Some companies were even exploring supplementing conventional diesel with an increasing proportion of biofuel – between 10 and 20 per cent – as well as hydrogen, with careful monitoring to ensure no adverse impact on engine power or reliability, he says.
“It’s easy to imagine the significant impact on carbon emissions that a fuel mix with 20 per cent biodiesel and 10 per cent hydrogen could have, if it could be used by most heavy vehicles.”
Technology can also be used in the training space to reduce carbon emissions, or even remove them completely. Such is the case with virtual reality, which is being used as a training and career promotion tool as part of a Ministry of Social Development initiative backed by Civil Contractors New Zealand and others in the civil construction industry.
The initiative has seen the creation of a virtual reality training programme that enables career seekers and new civil contracting company hires to use a virtual reality headset to test their skills driving excavators or managing traffic on a work site.
Talk of asphalt blends may not excite you, but maybe the use of recycled plastics in roading will. The implications sure are exciting. Plas Mix – a new asphalt blend – will provide a purpose for thousands of tonnes of hard-to-recycle plastics collected in New Zealand each year.
This innovation, which has been used for pavements in New Plymouth, came about after China and Thailand decided to stop collecting our plastic.
It doesn’t cost any more than regular asphalt and gives disposed plastic a practical purpose, rather than just ending up in the tip or – worse – the ocean.
The sky’s the limit when it comes to using waste in construction projects.
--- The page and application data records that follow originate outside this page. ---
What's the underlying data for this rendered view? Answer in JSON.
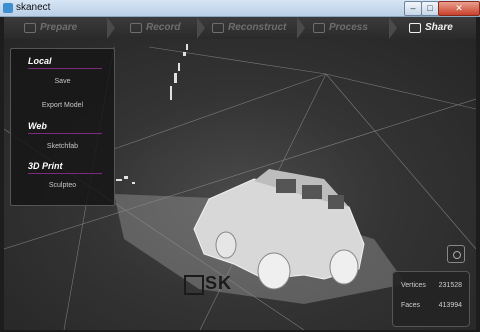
{
  "window": {
    "title": "skanect",
    "min": "–",
    "max": "□",
    "close": "✕"
  },
  "tabs": [
    {
      "label": "Prepare",
      "icon": "prepare-icon",
      "active": false
    },
    {
      "label": "Record",
      "icon": "record-icon",
      "active": false
    },
    {
      "label": "Reconstruct",
      "icon": "reconstruct-icon",
      "active": false
    },
    {
      "label": "Process",
      "icon": "process-icon",
      "active": false
    },
    {
      "label": "Share",
      "icon": "share-hand-icon",
      "active": true
    }
  ],
  "share_panel": {
    "local": {
      "heading": "Local",
      "items": [
        "Save",
        "Export Model"
      ]
    },
    "web": {
      "heading": "Web",
      "items": [
        "Sketchfab"
      ]
    },
    "print": {
      "heading": "3D Print",
      "items": [
        "Sculpteo"
      ]
    }
  },
  "stats": {
    "vertices_label": "Vertices",
    "vertices": "231528",
    "faces_label": "Faces",
    "faces": "413994"
  },
  "watermark": "SK",
  "colors": {
    "accent": "#7a2b7e",
    "active_tab": "#f0f0f0",
    "inactive_tab": "#6e6e6e"
  }
}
And Mr LeRoy-Dyson says there’s a lot of potential to use recyclable materials and to design in ways that allow materials to be disassembled easily and re-used – such as using screws rather than nails, wood for flooring, or recovered aggregates.
The capability of 3D printing is mind-blowing, and it may one day become a staple of sustainable construction – both in an environmental and business sense. It has already been used to build houses and even a concrete bridge in Shanghai, China.
“With 3D printing you get the ability to make modular components that are de-constructible, allowing them to be re-used and replaced without replacing the whole thing.”
The possibilities are truly endless when it comes to technology and the ways in which it can better our lives and minimise our impact on the environment.
What epic developments do the 2020s have in store?